Why is the flu shot better some years than others? The flu mutates each year as it spreads around the globe and peaks here from December through March. The vaccine has to be updated each year to match the new virus causing the illness. Sometimes the virus mutates again, or the vaccine does not match the virus causing the most severe illness. However, in general the influenza vaccine reduces flu illness by 60% each year, and has more protection when more people are vaccinated.

Where can you get a flu shot? The flu shot is available starting around the beginning of September each year at clinics around the metro area. It is currently available at the United Family Practice clinic at any doctor appointment, or you can schedule a nurse only appointment. It is also available at most pharmacies in the area.

What do I do if I get influenza? There are antiviral drugs that can be used to treat flu illness. They are most effective when started within 2-3 days of developing symptoms.

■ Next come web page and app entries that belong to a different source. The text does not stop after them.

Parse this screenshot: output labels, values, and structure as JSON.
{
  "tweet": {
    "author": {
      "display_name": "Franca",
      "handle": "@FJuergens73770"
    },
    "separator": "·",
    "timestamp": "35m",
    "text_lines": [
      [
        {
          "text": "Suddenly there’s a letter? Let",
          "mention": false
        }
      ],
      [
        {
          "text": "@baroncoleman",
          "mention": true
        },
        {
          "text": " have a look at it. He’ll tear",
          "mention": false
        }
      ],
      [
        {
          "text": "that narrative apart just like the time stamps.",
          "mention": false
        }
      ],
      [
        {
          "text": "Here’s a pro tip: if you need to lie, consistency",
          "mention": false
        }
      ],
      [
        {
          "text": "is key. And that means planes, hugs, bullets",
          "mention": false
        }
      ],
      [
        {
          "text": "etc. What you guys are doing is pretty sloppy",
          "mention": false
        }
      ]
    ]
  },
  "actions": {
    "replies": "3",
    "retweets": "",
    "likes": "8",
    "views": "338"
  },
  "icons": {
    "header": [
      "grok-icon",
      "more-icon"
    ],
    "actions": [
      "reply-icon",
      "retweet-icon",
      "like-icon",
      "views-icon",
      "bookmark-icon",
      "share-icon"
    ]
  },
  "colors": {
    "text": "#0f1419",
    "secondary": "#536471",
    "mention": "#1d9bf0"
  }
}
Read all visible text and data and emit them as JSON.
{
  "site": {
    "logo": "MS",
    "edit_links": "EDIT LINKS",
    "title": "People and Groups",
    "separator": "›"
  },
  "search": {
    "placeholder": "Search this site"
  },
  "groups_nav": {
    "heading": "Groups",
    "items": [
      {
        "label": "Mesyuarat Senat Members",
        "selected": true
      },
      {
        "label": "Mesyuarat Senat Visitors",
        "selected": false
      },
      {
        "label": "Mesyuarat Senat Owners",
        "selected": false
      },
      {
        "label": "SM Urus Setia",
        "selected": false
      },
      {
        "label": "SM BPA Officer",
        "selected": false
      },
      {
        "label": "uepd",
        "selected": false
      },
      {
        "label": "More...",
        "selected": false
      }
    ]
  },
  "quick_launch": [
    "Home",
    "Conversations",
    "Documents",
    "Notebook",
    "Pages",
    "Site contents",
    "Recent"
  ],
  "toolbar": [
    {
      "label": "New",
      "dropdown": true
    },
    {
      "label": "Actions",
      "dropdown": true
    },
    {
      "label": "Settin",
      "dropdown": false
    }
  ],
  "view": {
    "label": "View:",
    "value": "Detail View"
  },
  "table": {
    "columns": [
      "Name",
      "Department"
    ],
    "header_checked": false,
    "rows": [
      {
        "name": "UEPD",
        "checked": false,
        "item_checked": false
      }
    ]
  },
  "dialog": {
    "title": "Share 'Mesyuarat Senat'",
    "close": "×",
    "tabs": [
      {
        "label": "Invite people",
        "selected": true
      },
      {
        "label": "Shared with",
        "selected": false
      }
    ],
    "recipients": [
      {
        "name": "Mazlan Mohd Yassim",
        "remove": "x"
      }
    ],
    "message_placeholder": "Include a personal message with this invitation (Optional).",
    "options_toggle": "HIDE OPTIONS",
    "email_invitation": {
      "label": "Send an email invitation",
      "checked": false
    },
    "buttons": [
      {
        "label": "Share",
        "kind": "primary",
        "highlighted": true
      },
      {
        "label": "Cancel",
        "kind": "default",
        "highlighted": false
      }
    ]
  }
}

So if you believe you have contracted the flu, it is important to have a doctor’s appointment as soon as you can to get tested so you can get the treatment if you need it. Even if you received the vaccine, no treatment or vaccine is 100% effective so it is possible to get the flu, though you are likely to have milder illness and get well sooner.

Schedule your appointment today, and protect yourself, your family, and your community from influenza this season.

United Family Medicine

United Family Medicine